→ **TASK TO CARRY OUT**: You are asked to filter the data below and copy every line holding "frames".

BEGIN

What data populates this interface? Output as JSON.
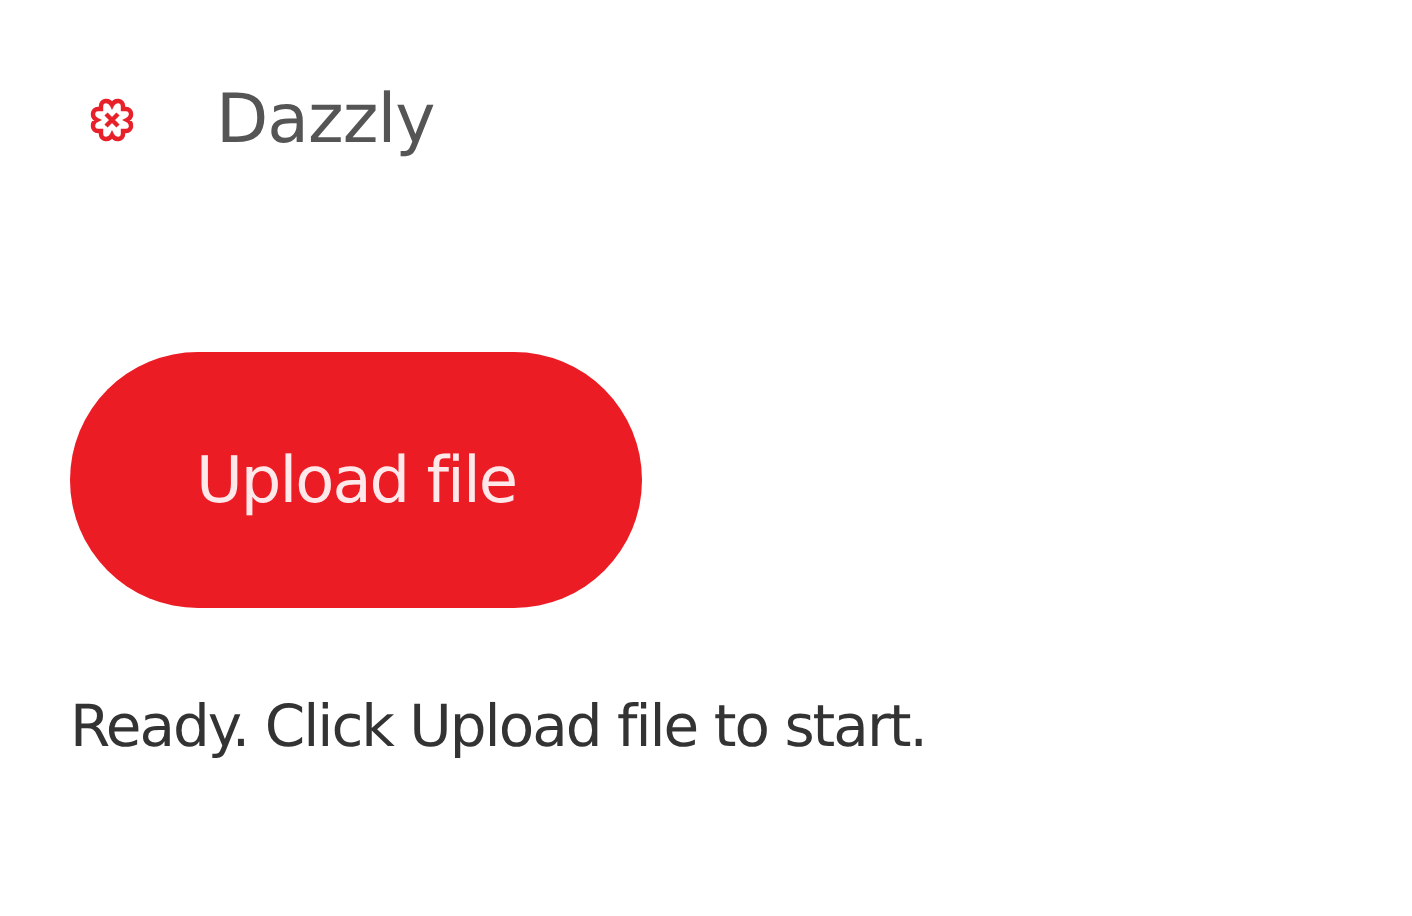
{
  "app": {
    "title": "Dazzly"
  },
  "upload_button": {
    "label": "Upload file"
  },
  "status": {
    "text": "Ready. Click Upload file to start."
  }
}
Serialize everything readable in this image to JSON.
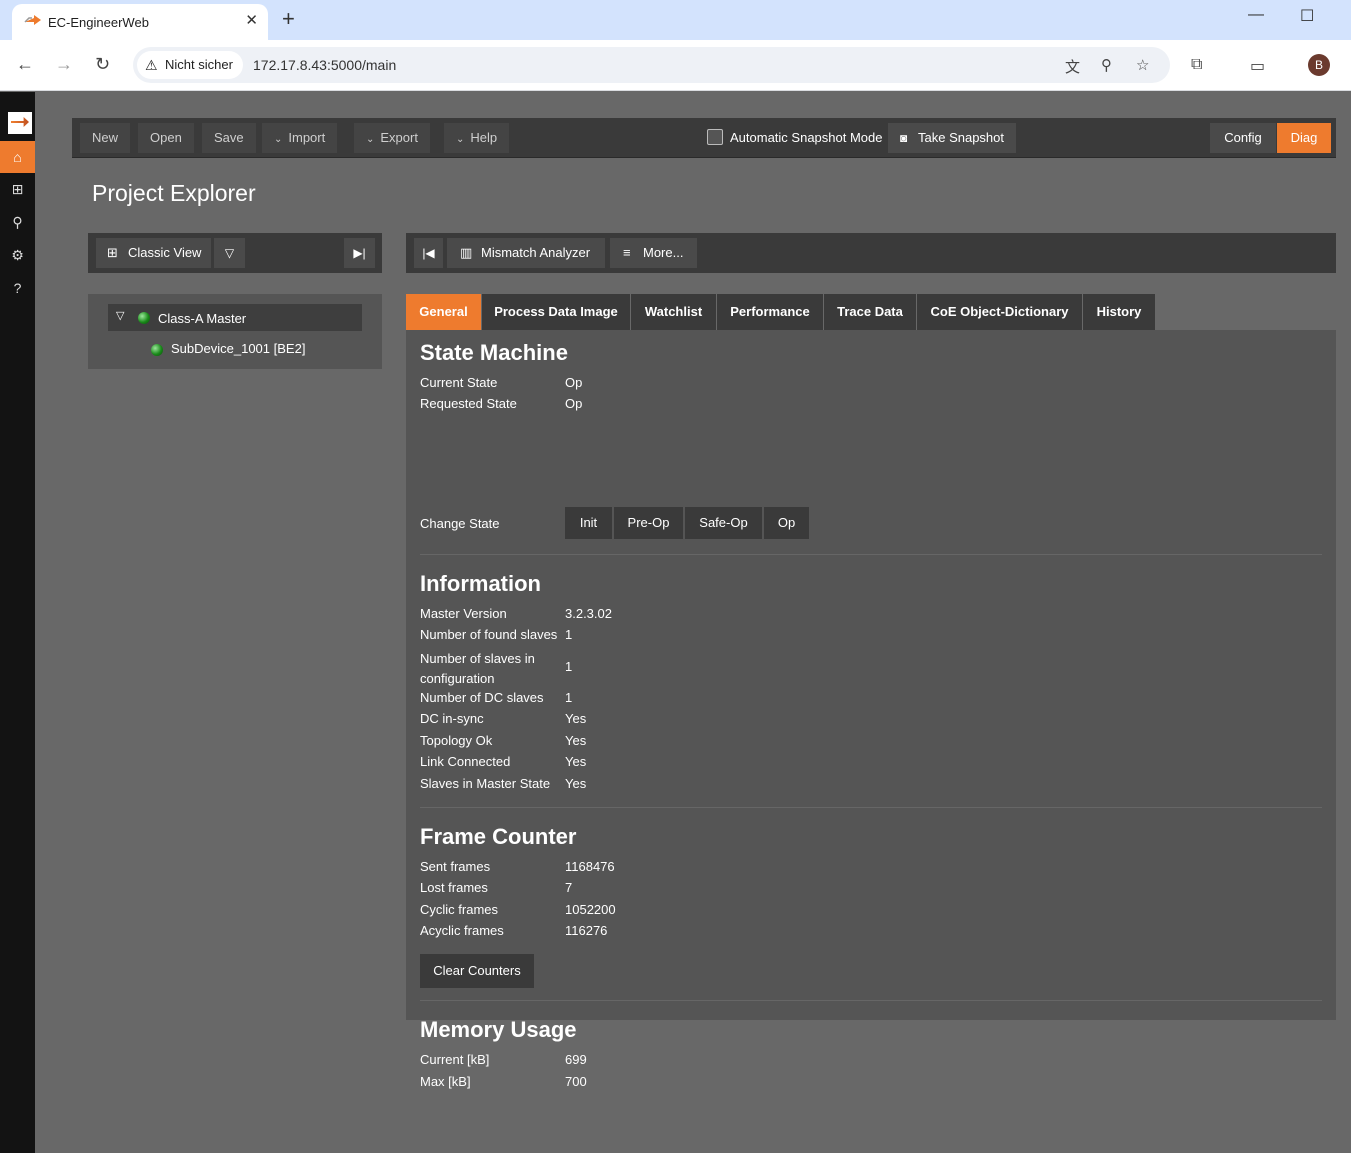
{
  "browser": {
    "tab_title": "EC-EngineerWeb",
    "tab_close": "✕",
    "new_tab": "+",
    "security_label": "Nicht sicher",
    "url": "172.17.8.43:5000/main",
    "avatar_letter": "B"
  },
  "sidebar": {
    "items": [
      "home",
      "grid",
      "search",
      "settings",
      "help"
    ],
    "active": "home"
  },
  "toolbar": {
    "new": "New",
    "open": "Open",
    "save": "Save",
    "import": "Import",
    "export": "Export",
    "help": "Help",
    "snapshot_mode": "Automatic Snapshot Mode",
    "take_snapshot": "Take Snapshot",
    "config": "Config",
    "diag": "Diag"
  },
  "page_title": "Project Explorer",
  "left_panel": {
    "view_button": "Classic View",
    "tree": [
      {
        "label": "Class-A Master",
        "status": "green"
      },
      {
        "label": "SubDevice_1001 [BE2]",
        "status": "green"
      }
    ]
  },
  "right_panel": {
    "mismatch": "Mismatch Analyzer",
    "more": "More...",
    "tabs": [
      "General",
      "Process Data Image",
      "Watchlist",
      "Performance",
      "Trace Data",
      "CoE Object-Dictionary",
      "History"
    ],
    "active_tab": "General"
  },
  "state_machine": {
    "title": "State Machine",
    "current_state_label": "Current State",
    "current_state": "Op",
    "requested_state_label": "Requested State",
    "requested_state": "Op",
    "change_state_label": "Change State",
    "buttons": [
      "Init",
      "Pre-Op",
      "Safe-Op",
      "Op"
    ]
  },
  "information": {
    "title": "Information",
    "rows": [
      {
        "label": "Master Version",
        "value": "3.2.3.02"
      },
      {
        "label": "Number of found slaves",
        "value": "1"
      },
      {
        "label": "Number of slaves in configuration",
        "value": "1"
      },
      {
        "label": "Number of DC slaves",
        "value": "1"
      },
      {
        "label": "DC in-sync",
        "value": "Yes"
      },
      {
        "label": "Topology Ok",
        "value": "Yes"
      },
      {
        "label": "Link Connected",
        "value": "Yes"
      },
      {
        "label": "Slaves in Master State",
        "value": "Yes"
      }
    ]
  },
  "frame_counter": {
    "title": "Frame Counter",
    "rows": [
      {
        "label": "Sent frames",
        "value": "1168476"
      },
      {
        "label": "Lost frames",
        "value": "7"
      },
      {
        "label": "Cyclic frames",
        "value": "1052200"
      },
      {
        "label": "Acyclic frames",
        "value": "116276"
      }
    ],
    "clear_button": "Clear Counters"
  },
  "memory_usage": {
    "title": "Memory Usage",
    "rows": [
      {
        "label": "Current [kB]",
        "value": "699"
      },
      {
        "label": "Max [kB]",
        "value": "700"
      }
    ]
  }
}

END

→ **TASK RESULT**:
        "label": "Sent frames",
        "label": "Lost frames",
        "label": "Cyclic frames",
        "label": "Acyclic frames",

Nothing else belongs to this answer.